TO DO: Copy out the entries that follow, unchanged.

MATERIAL FOR THIS TASK:
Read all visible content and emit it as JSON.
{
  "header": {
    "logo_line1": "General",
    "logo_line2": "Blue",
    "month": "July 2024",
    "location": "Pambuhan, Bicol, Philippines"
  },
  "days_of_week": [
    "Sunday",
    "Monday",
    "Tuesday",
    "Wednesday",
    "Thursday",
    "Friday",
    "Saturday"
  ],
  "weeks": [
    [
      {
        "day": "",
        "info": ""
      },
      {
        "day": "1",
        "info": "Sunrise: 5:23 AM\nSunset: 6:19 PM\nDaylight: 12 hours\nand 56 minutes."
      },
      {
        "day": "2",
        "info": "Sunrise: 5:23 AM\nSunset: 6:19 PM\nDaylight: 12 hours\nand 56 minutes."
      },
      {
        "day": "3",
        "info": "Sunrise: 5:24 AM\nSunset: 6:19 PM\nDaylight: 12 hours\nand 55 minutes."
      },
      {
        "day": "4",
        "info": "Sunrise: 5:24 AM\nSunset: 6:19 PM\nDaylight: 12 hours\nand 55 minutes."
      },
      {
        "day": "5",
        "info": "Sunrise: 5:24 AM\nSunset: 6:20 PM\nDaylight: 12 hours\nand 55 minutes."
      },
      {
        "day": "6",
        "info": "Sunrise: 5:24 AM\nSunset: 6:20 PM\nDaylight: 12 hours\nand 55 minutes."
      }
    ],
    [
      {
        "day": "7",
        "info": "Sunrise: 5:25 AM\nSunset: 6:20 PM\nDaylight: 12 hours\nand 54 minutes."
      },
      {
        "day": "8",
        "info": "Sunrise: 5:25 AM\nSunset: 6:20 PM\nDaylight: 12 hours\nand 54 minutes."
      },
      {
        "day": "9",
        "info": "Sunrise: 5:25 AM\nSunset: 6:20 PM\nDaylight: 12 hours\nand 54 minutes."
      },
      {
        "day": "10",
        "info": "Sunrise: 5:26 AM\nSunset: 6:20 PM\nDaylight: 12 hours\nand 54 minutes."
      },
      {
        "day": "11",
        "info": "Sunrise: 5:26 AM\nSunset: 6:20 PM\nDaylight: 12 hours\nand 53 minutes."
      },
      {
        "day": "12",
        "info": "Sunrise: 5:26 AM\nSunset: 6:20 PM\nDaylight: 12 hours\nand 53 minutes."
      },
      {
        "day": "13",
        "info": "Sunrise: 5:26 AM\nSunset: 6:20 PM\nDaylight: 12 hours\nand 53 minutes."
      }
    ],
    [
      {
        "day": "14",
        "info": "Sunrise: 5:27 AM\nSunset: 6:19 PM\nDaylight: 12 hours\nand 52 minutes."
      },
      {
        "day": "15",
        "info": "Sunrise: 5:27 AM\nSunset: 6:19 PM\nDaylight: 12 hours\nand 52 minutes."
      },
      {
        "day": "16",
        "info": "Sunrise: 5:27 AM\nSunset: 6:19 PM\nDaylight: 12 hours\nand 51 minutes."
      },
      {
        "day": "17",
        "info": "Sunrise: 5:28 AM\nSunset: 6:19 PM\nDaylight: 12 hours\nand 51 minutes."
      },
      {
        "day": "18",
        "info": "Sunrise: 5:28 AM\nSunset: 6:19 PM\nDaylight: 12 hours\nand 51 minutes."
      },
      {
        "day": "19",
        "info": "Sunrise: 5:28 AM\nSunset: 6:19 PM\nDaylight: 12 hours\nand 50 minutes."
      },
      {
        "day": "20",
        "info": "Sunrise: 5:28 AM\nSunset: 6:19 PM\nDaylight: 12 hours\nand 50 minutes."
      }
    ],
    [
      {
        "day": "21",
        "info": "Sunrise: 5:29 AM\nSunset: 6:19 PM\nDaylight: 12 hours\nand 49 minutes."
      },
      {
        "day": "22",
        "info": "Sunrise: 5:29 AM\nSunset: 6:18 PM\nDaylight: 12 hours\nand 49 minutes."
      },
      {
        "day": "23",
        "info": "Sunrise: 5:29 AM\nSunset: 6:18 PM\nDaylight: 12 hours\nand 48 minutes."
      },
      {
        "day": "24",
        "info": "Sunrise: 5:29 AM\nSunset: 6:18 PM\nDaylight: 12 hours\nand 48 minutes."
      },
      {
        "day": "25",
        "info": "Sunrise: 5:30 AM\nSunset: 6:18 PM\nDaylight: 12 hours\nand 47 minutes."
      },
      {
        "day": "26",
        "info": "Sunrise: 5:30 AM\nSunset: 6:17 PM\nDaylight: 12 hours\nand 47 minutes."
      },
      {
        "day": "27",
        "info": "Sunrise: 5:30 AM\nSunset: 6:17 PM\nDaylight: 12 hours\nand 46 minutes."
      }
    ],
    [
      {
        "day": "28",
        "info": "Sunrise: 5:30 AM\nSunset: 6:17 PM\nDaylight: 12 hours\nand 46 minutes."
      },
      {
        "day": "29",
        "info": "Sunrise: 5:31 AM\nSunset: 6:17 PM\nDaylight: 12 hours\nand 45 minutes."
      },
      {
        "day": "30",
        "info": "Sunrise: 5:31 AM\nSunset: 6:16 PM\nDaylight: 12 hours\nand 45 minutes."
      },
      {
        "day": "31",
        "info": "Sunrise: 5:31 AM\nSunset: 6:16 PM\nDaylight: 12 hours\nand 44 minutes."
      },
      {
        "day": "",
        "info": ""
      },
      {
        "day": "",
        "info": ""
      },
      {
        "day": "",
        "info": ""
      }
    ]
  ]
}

RESPONSE TO THE EXERCISE:
Read all visible content and emit it as JSON.
{
  "header": {
    "logo_line1": "General",
    "logo_line2": "Blue",
    "month": "July 2024",
    "location": "Pambuhan, Bicol, Philippines"
  },
  "days_of_week": [
    "Sunday",
    "Monday",
    "Tuesday",
    "Wednesday",
    "Thursday",
    "Friday",
    "Saturday"
  ],
  "weeks": [
    [
      {
        "day": "",
        "info": ""
      },
      {
        "day": "1",
        "info": "Sunrise: 5:23 AM\nSunset: 6:19 PM\nDaylight: 12 hours\nand 56 minutes."
      },
      {
        "day": "2",
        "info": "Sunrise: 5:23 AM\nSunset: 6:19 PM\nDaylight: 12 hours\nand 56 minutes."
      },
      {
        "day": "3",
        "info": "Sunrise: 5:24 AM\nSunset: 6:19 PM\nDaylight: 12 hours\nand 55 minutes."
      },
      {
        "day": "4",
        "info": "Sunrise: 5:24 AM\nSunset: 6:19 PM\nDaylight: 12 hours\nand 55 minutes."
      },
      {
        "day": "5",
        "info": "Sunrise: 5:24 AM\nSunset: 6:20 PM\nDaylight: 12 hours\nand 55 minutes."
      },
      {
        "day": "6",
        "info": "Sunrise: 5:24 AM\nSunset: 6:20 PM\nDaylight: 12 hours\nand 55 minutes."
      }
    ],
    [
      {
        "day": "7",
        "info": "Sunrise: 5:25 AM\nSunset: 6:20 PM\nDaylight: 12 hours\nand 54 minutes."
      },
      {
        "day": "8",
        "info": "Sunrise: 5:25 AM\nSunset: 6:20 PM\nDaylight: 12 hours\nand 54 minutes."
      },
      {
        "day": "9",
        "info": "Sunrise: 5:25 AM\nSunset: 6:20 PM\nDaylight: 12 hours\nand 54 minutes."
      },
      {
        "day": "10",
        "info": "Sunrise: 5:26 AM\nSunset: 6:20 PM\nDaylight: 12 hours\nand 54 minutes."
      },
      {
        "day": "11",
        "info": "Sunrise: 5:26 AM\nSunset: 6:20 PM\nDaylight: 12 hours\nand 53 minutes."
      },
      {
        "day": "12",
        "info": "Sunrise: 5:26 AM\nSunset: 6:20 PM\nDaylight: 12 hours\nand 53 minutes."
      },
      {
        "day": "13",
        "info": "Sunrise: 5:26 AM\nSunset: 6:20 PM\nDaylight: 12 hours\nand 53 minutes."
      }
    ],
    [
      {
        "day": "14",
        "info": "Sunrise: 5:27 AM\nSunset: 6:19 PM\nDaylight: 12 hours\nand 52 minutes."
      },
      {
        "day": "15",
        "info": "Sunrise: 5:27 AM\nSunset: 6:19 PM\nDaylight: 12 hours\nand 52 minutes."
      },
      {
        "day": "16",
        "info": "Sunrise: 5:27 AM\nSunset: 6:19 PM\nDaylight: 12 hours\nand 51 minutes."
      },
      {
        "day": "17",
        "info": "Sunrise: 5:28 AM\nSunset: 6:19 PM\nDaylight: 12 hours\nand 51 minutes."
      },
      {
        "day": "18",
        "info": "Sunrise: 5:28 AM\nSunset: 6:19 PM\nDaylight: 12 hours\nand 51 minutes."
      },
      {
        "day": "19",
        "info": "Sunrise: 5:28 AM\nSunset: 6:19 PM\nDaylight: 12 hours\nand 50 minutes."
      },
      {
        "day": "20",
        "info": "Sunrise: 5:28 AM\nSunset: 6:19 PM\nDaylight: 12 hours\nand 50 minutes."
      }
    ],
    [
      {
        "day": "21",
        "info": "Sunrise: 5:29 AM\nSunset: 6:19 PM\nDaylight: 12 hours\nand 49 minutes."
      },
      {
        "day": "22",
        "info": "Sunrise: 5:29 AM\nSunset: 6:18 PM\nDaylight: 12 hours\nand 49 minutes."
      },
      {
        "day": "23",
        "info": "Sunrise: 5:29 AM\nSunset: 6:18 PM\nDaylight: 12 hours\nand 48 minutes."
      },
      {
        "day": "24",
        "info": "Sunrise: 5:29 AM\nSunset: 6:18 PM\nDaylight: 12 hours\nand 48 minutes."
      },
      {
        "day": "25",
        "info": "Sunrise: 5:30 AM\nSunset: 6:18 PM\nDaylight: 12 hours\nand 47 minutes."
      },
      {
        "day": "26",
        "info": "Sunrise: 5:30 AM\nSunset: 6:17 PM\nDaylight: 12 hours\nand 47 minutes."
      },
      {
        "day": "27",
        "info": "Sunrise: 5:30 AM\nSunset: 6:17 PM\nDaylight: 12 hours\nand 46 minutes."
      }
    ],
    [
      {
        "day": "28",
        "info": "Sunrise: 5:30 AM\nSunset: 6:17 PM\nDaylight: 12 hours\nand 46 minutes."
      },
      {
        "day": "29",
        "info": "Sunrise: 5:31 AM\nSunset: 6:17 PM\nDaylight: 12 hours\nand 45 minutes."
      },
      {
        "day": "30",
        "info": "Sunrise: 5:31 AM\nSunset: 6:16 PM\nDaylight: 12 hours\nand 45 minutes."
      },
      {
        "day": "31",
        "info": "Sunrise: 5:31 AM\nSunset: 6:16 PM\nDaylight: 12 hours\nand 44 minutes."
      },
      {
        "day": "",
        "info": ""
      },
      {
        "day": "",
        "info": ""
      },
      {
        "day": "",
        "info": ""
      }
    ]
  ]
}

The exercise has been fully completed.